*** Opening Information supplied ***

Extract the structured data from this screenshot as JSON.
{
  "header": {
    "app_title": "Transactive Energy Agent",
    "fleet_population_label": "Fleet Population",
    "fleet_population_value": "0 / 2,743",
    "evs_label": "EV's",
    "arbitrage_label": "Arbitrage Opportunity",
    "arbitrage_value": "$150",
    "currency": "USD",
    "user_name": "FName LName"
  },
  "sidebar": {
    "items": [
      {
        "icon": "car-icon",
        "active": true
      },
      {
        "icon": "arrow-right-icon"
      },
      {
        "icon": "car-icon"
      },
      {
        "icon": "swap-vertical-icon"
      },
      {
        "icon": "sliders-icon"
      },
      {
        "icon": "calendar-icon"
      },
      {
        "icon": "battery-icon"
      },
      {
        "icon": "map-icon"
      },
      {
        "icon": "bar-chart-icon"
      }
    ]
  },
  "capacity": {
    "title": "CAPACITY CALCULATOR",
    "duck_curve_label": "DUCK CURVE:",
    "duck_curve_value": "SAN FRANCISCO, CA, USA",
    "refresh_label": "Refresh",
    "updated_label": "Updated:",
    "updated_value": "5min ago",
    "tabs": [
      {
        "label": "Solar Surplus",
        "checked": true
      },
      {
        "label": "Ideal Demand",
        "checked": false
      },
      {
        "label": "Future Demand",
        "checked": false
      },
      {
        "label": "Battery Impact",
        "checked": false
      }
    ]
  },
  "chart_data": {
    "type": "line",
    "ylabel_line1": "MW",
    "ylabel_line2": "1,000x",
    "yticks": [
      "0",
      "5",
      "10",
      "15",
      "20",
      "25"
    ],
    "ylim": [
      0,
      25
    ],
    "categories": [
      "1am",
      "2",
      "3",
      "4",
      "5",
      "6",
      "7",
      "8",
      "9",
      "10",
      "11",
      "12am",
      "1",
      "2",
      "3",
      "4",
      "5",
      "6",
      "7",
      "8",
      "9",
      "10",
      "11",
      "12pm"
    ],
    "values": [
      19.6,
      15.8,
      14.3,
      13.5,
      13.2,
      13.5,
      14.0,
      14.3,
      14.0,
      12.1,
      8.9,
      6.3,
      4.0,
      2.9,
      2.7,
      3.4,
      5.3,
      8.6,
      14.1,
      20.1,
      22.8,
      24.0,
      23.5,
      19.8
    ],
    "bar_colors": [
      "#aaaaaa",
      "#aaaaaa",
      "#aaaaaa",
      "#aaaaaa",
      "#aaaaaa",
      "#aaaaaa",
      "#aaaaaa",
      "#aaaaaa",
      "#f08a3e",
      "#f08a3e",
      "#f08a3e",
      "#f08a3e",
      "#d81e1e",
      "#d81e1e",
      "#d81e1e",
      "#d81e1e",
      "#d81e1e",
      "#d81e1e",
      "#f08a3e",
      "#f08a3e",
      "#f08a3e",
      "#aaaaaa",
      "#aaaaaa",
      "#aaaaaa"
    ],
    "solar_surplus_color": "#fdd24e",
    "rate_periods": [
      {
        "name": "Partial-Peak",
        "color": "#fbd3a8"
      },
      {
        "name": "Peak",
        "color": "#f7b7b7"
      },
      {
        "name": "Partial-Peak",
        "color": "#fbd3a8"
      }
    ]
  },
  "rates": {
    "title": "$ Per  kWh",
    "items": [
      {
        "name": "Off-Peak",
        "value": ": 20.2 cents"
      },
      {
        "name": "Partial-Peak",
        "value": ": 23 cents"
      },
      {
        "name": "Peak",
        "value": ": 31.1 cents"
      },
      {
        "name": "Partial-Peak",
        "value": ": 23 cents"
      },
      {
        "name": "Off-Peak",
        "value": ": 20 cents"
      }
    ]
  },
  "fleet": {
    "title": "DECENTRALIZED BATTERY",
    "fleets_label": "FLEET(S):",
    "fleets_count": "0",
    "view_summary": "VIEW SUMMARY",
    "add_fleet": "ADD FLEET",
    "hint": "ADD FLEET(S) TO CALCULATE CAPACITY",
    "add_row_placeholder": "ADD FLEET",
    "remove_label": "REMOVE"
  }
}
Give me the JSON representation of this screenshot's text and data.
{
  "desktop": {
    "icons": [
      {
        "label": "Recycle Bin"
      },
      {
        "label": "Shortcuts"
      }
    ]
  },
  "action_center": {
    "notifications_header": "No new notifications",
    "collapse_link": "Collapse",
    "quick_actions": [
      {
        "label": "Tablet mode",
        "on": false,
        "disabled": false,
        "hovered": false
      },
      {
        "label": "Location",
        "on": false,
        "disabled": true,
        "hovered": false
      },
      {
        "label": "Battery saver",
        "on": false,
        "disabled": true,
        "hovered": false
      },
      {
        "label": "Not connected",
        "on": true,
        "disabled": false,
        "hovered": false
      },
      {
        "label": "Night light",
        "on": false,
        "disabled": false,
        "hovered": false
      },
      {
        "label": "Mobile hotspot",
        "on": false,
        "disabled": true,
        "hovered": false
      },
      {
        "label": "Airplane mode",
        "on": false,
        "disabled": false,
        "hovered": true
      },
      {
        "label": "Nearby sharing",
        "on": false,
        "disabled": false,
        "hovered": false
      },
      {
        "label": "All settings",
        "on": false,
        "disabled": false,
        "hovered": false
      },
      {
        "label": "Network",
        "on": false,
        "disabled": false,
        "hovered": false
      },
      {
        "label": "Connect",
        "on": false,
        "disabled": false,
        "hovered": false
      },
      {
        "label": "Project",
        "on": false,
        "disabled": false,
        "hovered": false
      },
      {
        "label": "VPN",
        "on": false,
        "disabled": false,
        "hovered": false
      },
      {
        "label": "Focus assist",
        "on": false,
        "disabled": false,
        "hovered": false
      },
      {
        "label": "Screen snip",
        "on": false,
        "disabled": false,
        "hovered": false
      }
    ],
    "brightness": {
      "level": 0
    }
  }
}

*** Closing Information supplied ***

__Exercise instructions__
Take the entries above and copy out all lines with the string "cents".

__Solution for this problem__
        "value": ": 20.2 cents"
        "value": ": 23 cents"
        "value": ": 31.1 cents"
        "value": ": 23 cents"
        "value": ": 20 cents"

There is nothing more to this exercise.